[Data about app and page elements]
= Beginning of Section =
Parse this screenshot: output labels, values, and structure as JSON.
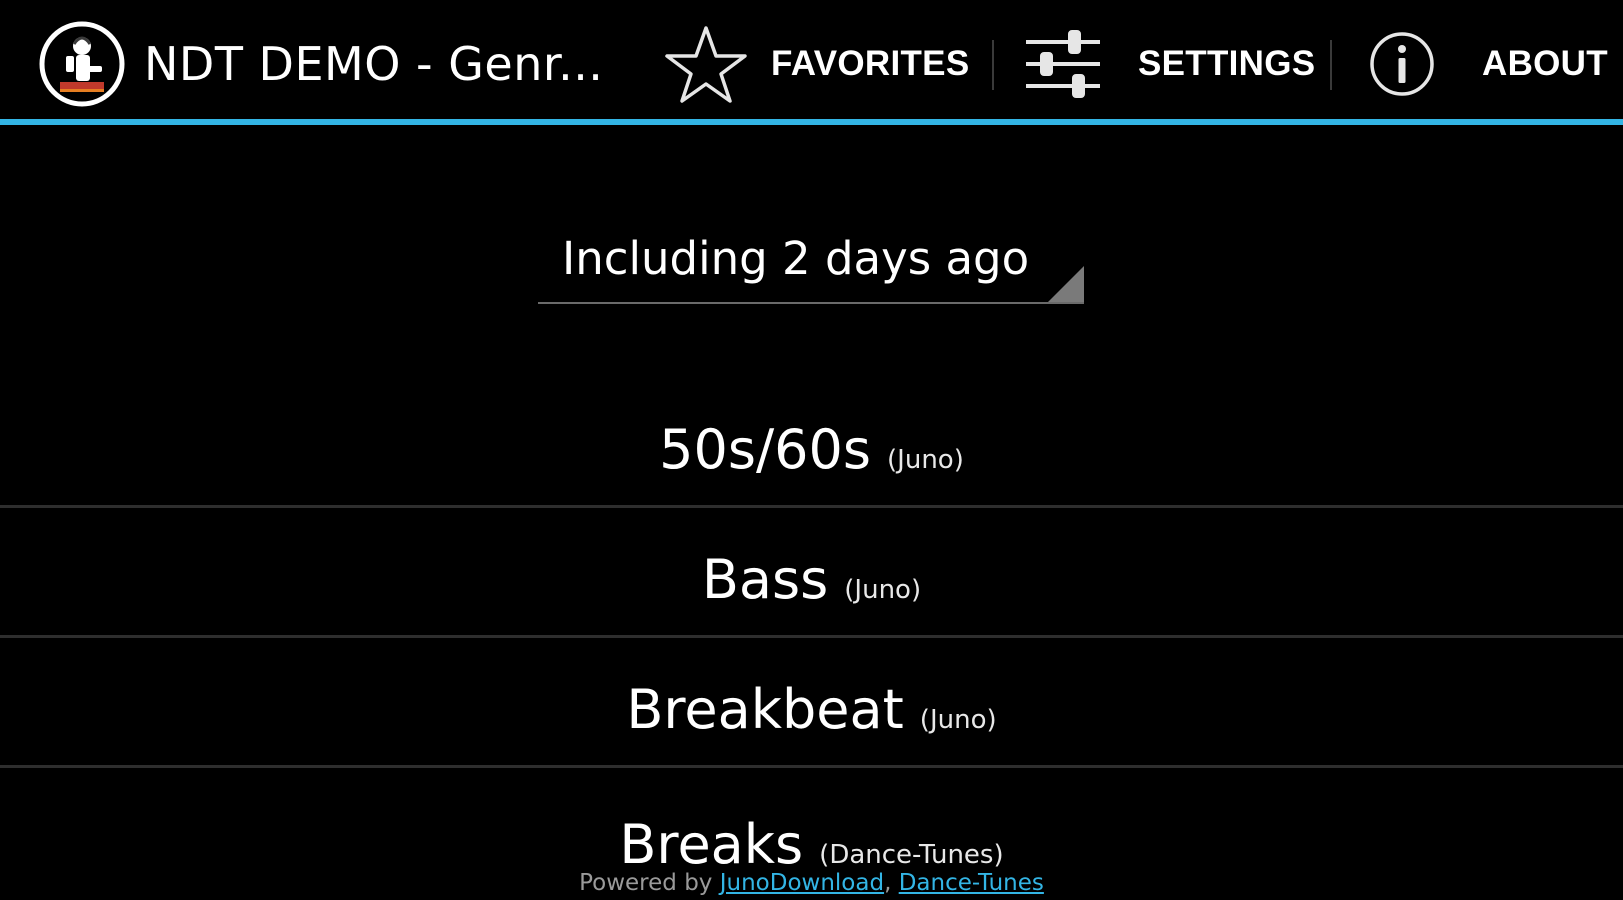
{
  "action_bar": {
    "title": "NDT DEMO - Genr...",
    "accent_color": "#33b5e5",
    "logo_icon": "dj-turntable-icon",
    "actions": [
      {
        "label": "FAVORITES",
        "icon": "star-icon"
      },
      {
        "label": "SETTINGS",
        "icon": "sliders-icon"
      },
      {
        "label": "ABOUT",
        "icon": "info-icon"
      }
    ]
  },
  "date_filter": {
    "selected": "Including 2 days ago"
  },
  "genres": [
    {
      "name": "50s/60s",
      "source": "(Juno)"
    },
    {
      "name": "Bass",
      "source": "(Juno)"
    },
    {
      "name": "Breakbeat",
      "source": "(Juno)"
    },
    {
      "name": "Breaks",
      "source": "(Dance-Tunes)"
    }
  ],
  "footer": {
    "prefix": "Powered by",
    "links": [
      "JunoDownload",
      "Dance-Tunes"
    ],
    "separator": ","
  }
}
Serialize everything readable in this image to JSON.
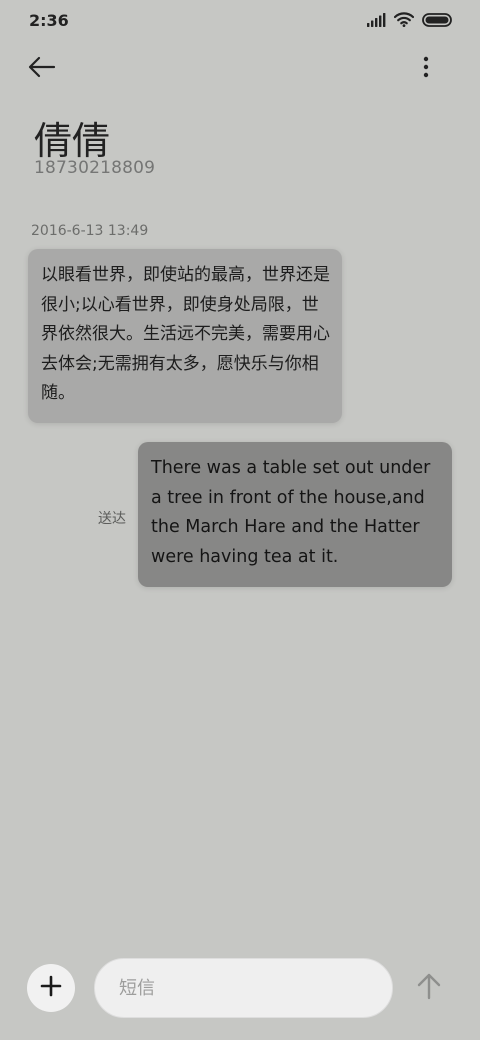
{
  "status_bar": {
    "time": "2:36",
    "icons": [
      "signal-icon",
      "wifi-icon",
      "battery-icon"
    ]
  },
  "header": {
    "back_icon": "back-arrow-icon",
    "more_icon": "more-vertical-icon",
    "contact_name": "倩倩",
    "contact_number": "18730218809"
  },
  "conversation": {
    "timestamp": "2016-6-13 13:49",
    "messages": [
      {
        "direction": "incoming",
        "text": "以眼看世界，即使站的最高，世界还是很小;以心看世界，即使身处局限，世界依然很大。生活远不完美，需要用心去体会;无需拥有太多，愿快乐与你相随。"
      },
      {
        "direction": "outgoing",
        "status": "送达",
        "text": "There was a table set out under a tree in front of the house,and the March Hare and the Hatter were having tea at it."
      }
    ]
  },
  "compose": {
    "attach_icon": "plus-icon",
    "placeholder": "短信",
    "value": "",
    "send_icon": "send-arrow-icon"
  },
  "colors": {
    "background": "#c6c7c4",
    "incoming_bubble": "#a9a9a8",
    "outgoing_bubble": "#878786",
    "input_background": "#efefef"
  }
}
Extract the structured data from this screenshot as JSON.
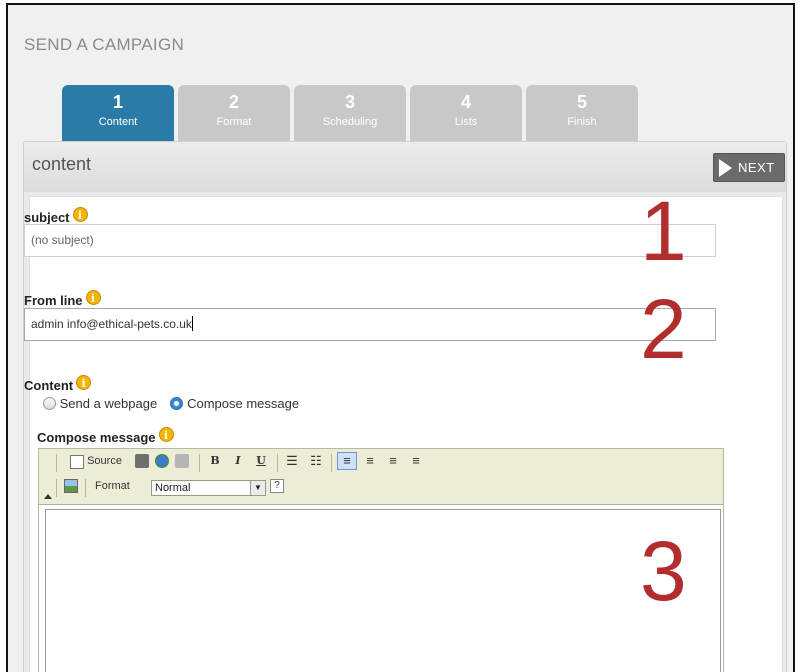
{
  "page": {
    "title": "SEND A CAMPAIGN"
  },
  "tabs": [
    {
      "num": "1",
      "label": "Content",
      "active": true
    },
    {
      "num": "2",
      "label": "Format",
      "active": false
    },
    {
      "num": "3",
      "label": "Scheduling",
      "active": false
    },
    {
      "num": "4",
      "label": "Lists",
      "active": false
    },
    {
      "num": "5",
      "label": "Finish",
      "active": false
    }
  ],
  "panel": {
    "title": "content",
    "next_label": "NEXT"
  },
  "subject": {
    "label": "subject",
    "info": "i",
    "placeholder": "(no subject)"
  },
  "from_line": {
    "label": "From line",
    "info": "i",
    "value": "admin info@ethical-pets.co.uk"
  },
  "content": {
    "label": "Content",
    "info": "i",
    "options": [
      {
        "label": "Send a webpage",
        "checked": false
      },
      {
        "label": "Compose message",
        "checked": true
      }
    ]
  },
  "compose": {
    "label": "Compose message",
    "info": "i"
  },
  "toolbar": {
    "source_label": "Source",
    "bold": "B",
    "italic": "I",
    "underline": "U",
    "format_label": "Format",
    "format_value": "Normal",
    "help": "?"
  },
  "annotations": [
    "1",
    "2",
    "3"
  ],
  "colors": {
    "active_tab": "#2b7ba8",
    "inactive_tab": "#c8c8c8",
    "annotation": "#b22d2d",
    "info_icon": "#f5b400"
  }
}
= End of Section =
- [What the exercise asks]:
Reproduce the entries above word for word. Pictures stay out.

- [Solved exercise]:
Parse this screenshot: output labels, values, and structure as JSON.
{
  "action_bar": {
    "title": "NDT DEMO - Genr...",
    "accent_color": "#33b5e5",
    "logo_icon": "dj-turntable-icon",
    "actions": [
      {
        "label": "FAVORITES",
        "icon": "star-icon"
      },
      {
        "label": "SETTINGS",
        "icon": "sliders-icon"
      },
      {
        "label": "ABOUT",
        "icon": "info-icon"
      }
    ]
  },
  "date_filter": {
    "selected": "Including 2 days ago"
  },
  "genres": [
    {
      "name": "50s/60s",
      "source": "(Juno)"
    },
    {
      "name": "Bass",
      "source": "(Juno)"
    },
    {
      "name": "Breakbeat",
      "source": "(Juno)"
    },
    {
      "name": "Breaks",
      "source": "(Dance-Tunes)"
    }
  ],
  "footer": {
    "prefix": "Powered by",
    "links": [
      "JunoDownload",
      "Dance-Tunes"
    ],
    "separator": ","
  }
}
Serialize everything readable in this image to JSON.
{
  "status_bar": {
    "time": "2:36",
    "icons": [
      "signal-icon",
      "wifi-icon",
      "battery-icon"
    ]
  },
  "header": {
    "back_icon": "back-arrow-icon",
    "more_icon": "more-vertical-icon",
    "contact_name": "倩倩",
    "contact_number": "18730218809"
  },
  "conversation": {
    "timestamp": "2016-6-13 13:49",
    "messages": [
      {
        "direction": "incoming",
        "text": "以眼看世界，即使站的最高，世界还是很小;以心看世界，即使身处局限，世界依然很大。生活远不完美，需要用心去体会;无需拥有太多，愿快乐与你相随。"
      },
      {
        "direction": "outgoing",
        "status": "送达",
        "text": "There was a table set out under a tree in front of the house,and the March Hare and the Hatter were having tea at it."
      }
    ]
  },
  "compose": {
    "attach_icon": "plus-icon",
    "placeholder": "短信",
    "value": "",
    "send_icon": "send-arrow-icon"
  },
  "colors": {
    "background": "#c6c7c4",
    "incoming_bubble": "#a9a9a8",
    "outgoing_bubble": "#878786",
    "input_background": "#efefef"
  }
}
Extract the structured data from this screenshot as JSON.
{
  "page": {
    "title": "SEND A CAMPAIGN"
  },
  "tabs": [
    {
      "num": "1",
      "label": "Content",
      "active": true
    },
    {
      "num": "2",
      "label": "Format",
      "active": false
    },
    {
      "num": "3",
      "label": "Scheduling",
      "active": false
    },
    {
      "num": "4",
      "label": "Lists",
      "active": false
    },
    {
      "num": "5",
      "label": "Finish",
      "active": false
    }
  ],
  "panel": {
    "title": "content",
    "next_label": "NEXT"
  },
  "subject": {
    "label": "subject",
    "info": "i",
    "placeholder": "(no subject)"
  },
  "from_line": {
    "label": "From line",
    "info": "i",
    "value": "admin info@ethical-pets.co.uk"
  },
  "content": {
    "label": "Content",
    "info": "i",
    "options": [
      {
        "label": "Send a webpage",
        "checked": false
      },
      {
        "label": "Compose message",
        "checked": true
      }
    ]
  },
  "compose": {
    "label": "Compose message",
    "info": "i"
  },
  "toolbar": {
    "source_label": "Source",
    "bold": "B",
    "italic": "I",
    "underline": "U",
    "format_label": "Format",
    "format_value": "Normal",
    "help": "?"
  },
  "annotations": [
    "1",
    "2",
    "3"
  ],
  "colors": {
    "active_tab": "#2b7ba8",
    "inactive_tab": "#c8c8c8",
    "annotation": "#b22d2d",
    "info_icon": "#f5b400"
  }
}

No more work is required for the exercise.